Items from a dataset:
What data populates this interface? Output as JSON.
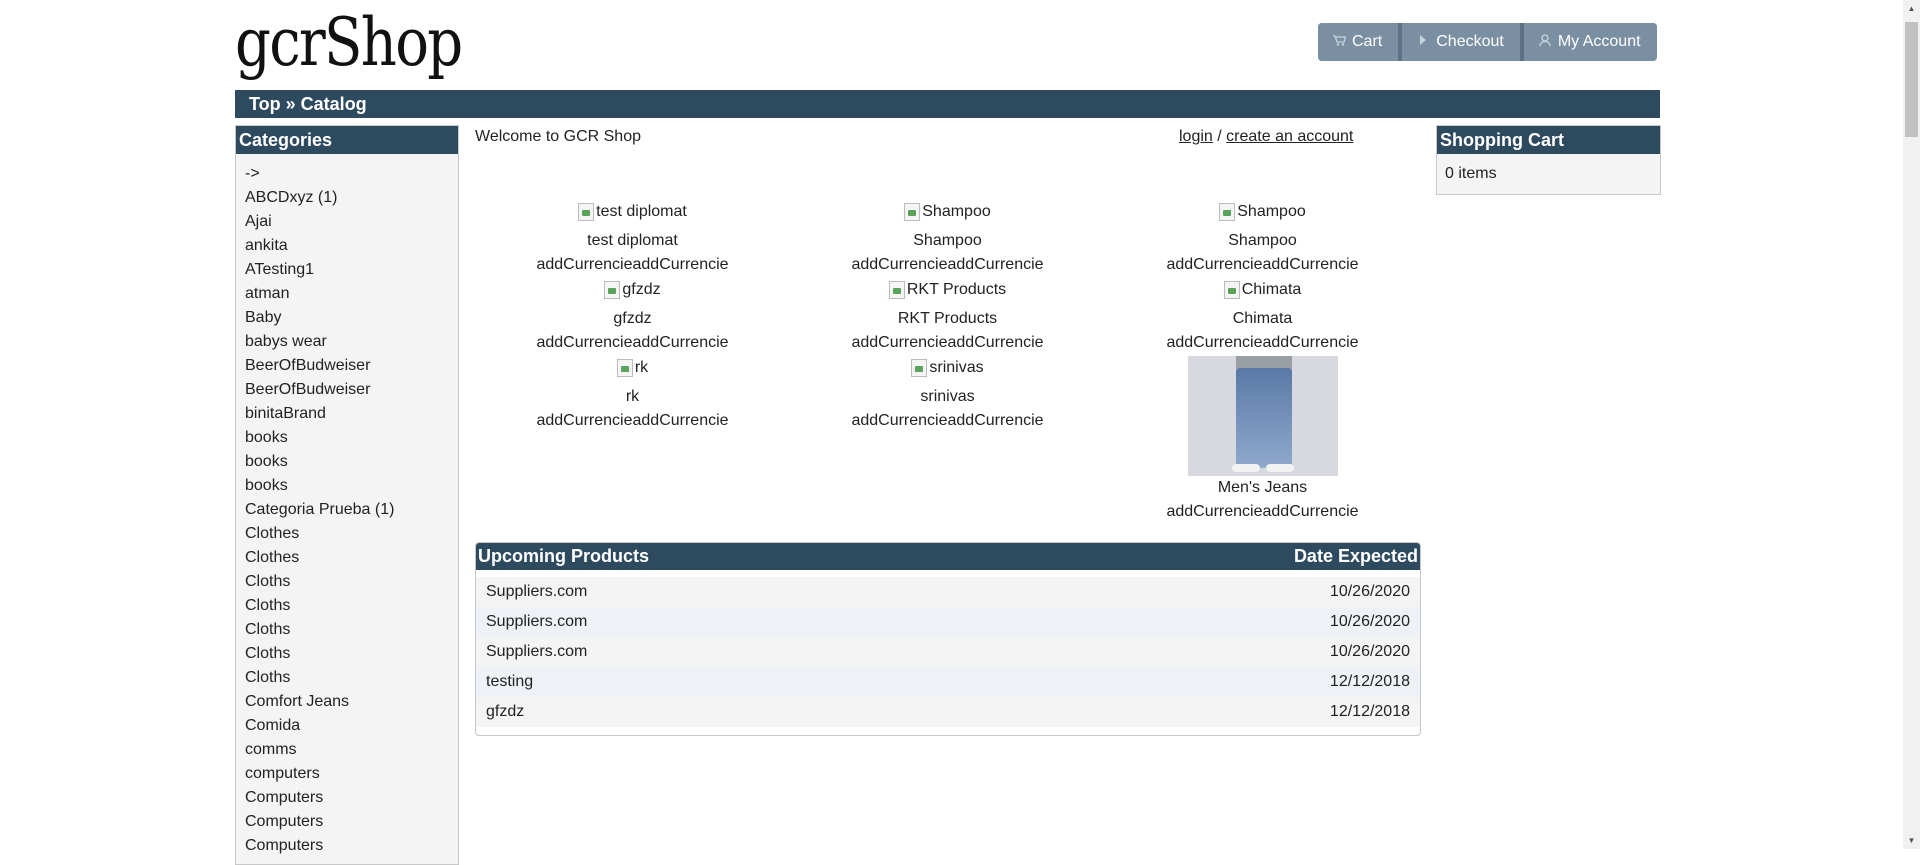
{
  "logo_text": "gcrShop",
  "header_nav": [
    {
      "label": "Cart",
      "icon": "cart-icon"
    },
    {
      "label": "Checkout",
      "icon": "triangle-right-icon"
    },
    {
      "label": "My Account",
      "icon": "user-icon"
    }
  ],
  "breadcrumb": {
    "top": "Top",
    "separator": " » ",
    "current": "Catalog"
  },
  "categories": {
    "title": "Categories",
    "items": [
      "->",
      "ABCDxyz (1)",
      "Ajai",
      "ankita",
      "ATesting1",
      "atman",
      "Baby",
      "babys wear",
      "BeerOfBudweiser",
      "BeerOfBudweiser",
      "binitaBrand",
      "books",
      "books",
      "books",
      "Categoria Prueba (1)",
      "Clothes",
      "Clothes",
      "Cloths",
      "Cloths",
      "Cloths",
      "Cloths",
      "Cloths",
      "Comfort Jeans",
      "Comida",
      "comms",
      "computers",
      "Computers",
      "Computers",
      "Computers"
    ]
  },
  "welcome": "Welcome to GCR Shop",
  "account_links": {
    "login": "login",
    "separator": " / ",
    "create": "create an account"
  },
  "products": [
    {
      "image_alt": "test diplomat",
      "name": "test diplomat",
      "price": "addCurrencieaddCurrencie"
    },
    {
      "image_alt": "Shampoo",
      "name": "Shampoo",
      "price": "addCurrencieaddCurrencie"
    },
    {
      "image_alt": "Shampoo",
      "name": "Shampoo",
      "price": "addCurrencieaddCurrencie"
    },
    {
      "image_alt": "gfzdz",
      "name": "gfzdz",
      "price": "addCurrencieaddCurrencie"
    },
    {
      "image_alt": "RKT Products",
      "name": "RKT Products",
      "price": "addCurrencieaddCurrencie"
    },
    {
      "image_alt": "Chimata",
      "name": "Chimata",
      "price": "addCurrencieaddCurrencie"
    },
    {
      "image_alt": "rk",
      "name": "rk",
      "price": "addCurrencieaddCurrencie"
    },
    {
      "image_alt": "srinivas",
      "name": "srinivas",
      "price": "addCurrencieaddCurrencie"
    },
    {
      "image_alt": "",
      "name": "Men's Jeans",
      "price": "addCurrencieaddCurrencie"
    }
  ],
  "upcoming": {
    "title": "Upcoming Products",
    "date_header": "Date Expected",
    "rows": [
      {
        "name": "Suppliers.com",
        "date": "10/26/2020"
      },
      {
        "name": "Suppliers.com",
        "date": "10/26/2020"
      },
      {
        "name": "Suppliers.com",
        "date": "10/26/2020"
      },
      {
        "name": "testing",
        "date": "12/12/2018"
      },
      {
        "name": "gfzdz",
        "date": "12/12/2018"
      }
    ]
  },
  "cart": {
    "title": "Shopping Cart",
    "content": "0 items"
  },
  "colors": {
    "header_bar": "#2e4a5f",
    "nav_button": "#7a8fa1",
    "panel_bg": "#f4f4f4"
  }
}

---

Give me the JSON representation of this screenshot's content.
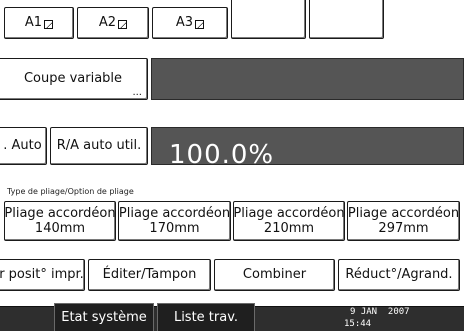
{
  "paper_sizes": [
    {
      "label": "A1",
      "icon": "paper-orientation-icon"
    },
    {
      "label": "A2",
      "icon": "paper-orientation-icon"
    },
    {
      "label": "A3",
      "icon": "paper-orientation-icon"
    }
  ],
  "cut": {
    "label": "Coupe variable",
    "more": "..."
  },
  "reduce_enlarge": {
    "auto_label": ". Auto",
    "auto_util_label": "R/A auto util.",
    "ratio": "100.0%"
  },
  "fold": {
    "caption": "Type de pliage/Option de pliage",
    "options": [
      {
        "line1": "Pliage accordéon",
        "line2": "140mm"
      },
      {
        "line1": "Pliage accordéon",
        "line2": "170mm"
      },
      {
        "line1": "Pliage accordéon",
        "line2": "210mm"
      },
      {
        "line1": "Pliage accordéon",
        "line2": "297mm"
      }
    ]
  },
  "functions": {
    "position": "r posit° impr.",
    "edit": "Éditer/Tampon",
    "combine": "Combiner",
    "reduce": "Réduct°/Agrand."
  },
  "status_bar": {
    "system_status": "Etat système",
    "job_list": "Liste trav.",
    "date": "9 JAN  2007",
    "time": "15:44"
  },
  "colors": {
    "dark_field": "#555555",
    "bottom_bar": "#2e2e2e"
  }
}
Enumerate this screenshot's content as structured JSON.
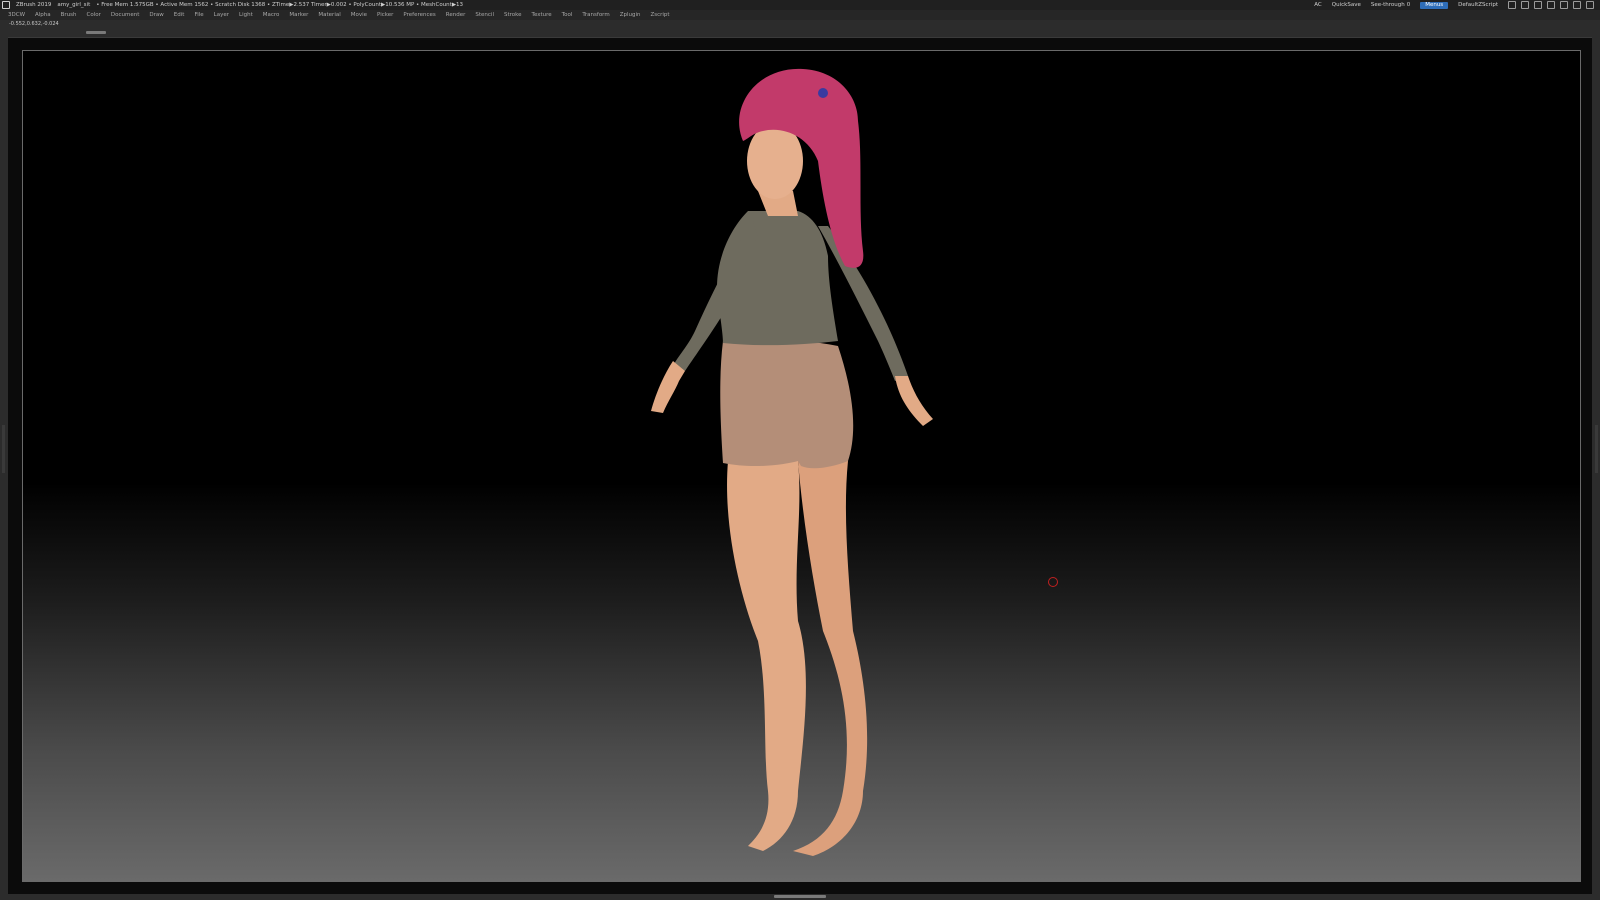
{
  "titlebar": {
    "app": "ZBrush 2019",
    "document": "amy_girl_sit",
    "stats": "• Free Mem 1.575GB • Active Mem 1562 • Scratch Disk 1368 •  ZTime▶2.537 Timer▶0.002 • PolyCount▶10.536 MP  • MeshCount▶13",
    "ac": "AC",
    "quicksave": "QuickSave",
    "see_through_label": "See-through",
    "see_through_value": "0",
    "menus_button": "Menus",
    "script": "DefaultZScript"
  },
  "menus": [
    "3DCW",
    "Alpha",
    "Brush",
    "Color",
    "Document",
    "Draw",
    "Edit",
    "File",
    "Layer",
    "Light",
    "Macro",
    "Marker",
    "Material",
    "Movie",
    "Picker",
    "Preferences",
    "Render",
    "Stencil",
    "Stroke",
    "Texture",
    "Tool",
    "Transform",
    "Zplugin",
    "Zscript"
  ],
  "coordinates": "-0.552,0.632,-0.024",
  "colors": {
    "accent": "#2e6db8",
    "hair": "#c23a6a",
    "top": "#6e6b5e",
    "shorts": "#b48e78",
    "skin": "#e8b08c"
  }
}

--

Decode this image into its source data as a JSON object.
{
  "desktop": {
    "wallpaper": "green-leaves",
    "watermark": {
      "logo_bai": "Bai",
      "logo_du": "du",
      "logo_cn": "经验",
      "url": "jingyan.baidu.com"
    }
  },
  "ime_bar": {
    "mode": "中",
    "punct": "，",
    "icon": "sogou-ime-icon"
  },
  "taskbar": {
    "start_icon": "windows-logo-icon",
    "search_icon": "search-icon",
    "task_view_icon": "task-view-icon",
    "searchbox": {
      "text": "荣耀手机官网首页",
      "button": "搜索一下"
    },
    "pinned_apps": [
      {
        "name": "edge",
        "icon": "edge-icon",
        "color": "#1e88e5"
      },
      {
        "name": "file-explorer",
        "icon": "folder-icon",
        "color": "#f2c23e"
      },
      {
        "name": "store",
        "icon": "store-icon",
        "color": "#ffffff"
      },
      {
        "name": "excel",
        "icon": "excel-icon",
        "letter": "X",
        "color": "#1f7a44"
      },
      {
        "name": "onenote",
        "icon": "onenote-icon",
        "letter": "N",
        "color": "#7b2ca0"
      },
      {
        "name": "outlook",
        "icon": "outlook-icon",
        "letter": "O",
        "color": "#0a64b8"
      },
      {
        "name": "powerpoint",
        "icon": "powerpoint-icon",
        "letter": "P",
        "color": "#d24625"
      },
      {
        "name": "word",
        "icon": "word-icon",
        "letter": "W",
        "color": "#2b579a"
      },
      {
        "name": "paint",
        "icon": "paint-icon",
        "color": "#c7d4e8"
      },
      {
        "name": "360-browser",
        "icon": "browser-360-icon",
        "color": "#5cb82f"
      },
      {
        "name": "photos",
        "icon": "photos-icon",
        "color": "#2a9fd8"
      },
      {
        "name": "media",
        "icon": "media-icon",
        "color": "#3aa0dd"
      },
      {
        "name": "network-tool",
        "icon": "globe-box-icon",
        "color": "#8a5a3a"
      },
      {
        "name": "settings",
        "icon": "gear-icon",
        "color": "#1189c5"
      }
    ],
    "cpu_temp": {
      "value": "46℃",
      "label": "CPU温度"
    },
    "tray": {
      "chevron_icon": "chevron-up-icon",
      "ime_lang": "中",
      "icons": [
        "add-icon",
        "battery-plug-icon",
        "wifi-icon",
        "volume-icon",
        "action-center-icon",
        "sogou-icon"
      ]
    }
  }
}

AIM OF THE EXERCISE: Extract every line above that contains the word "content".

RESPONSE BOX:
    "content": "0 items"
Give me the JSON representation of this screenshot's content.
Enumerate this screenshot's content as structured JSON.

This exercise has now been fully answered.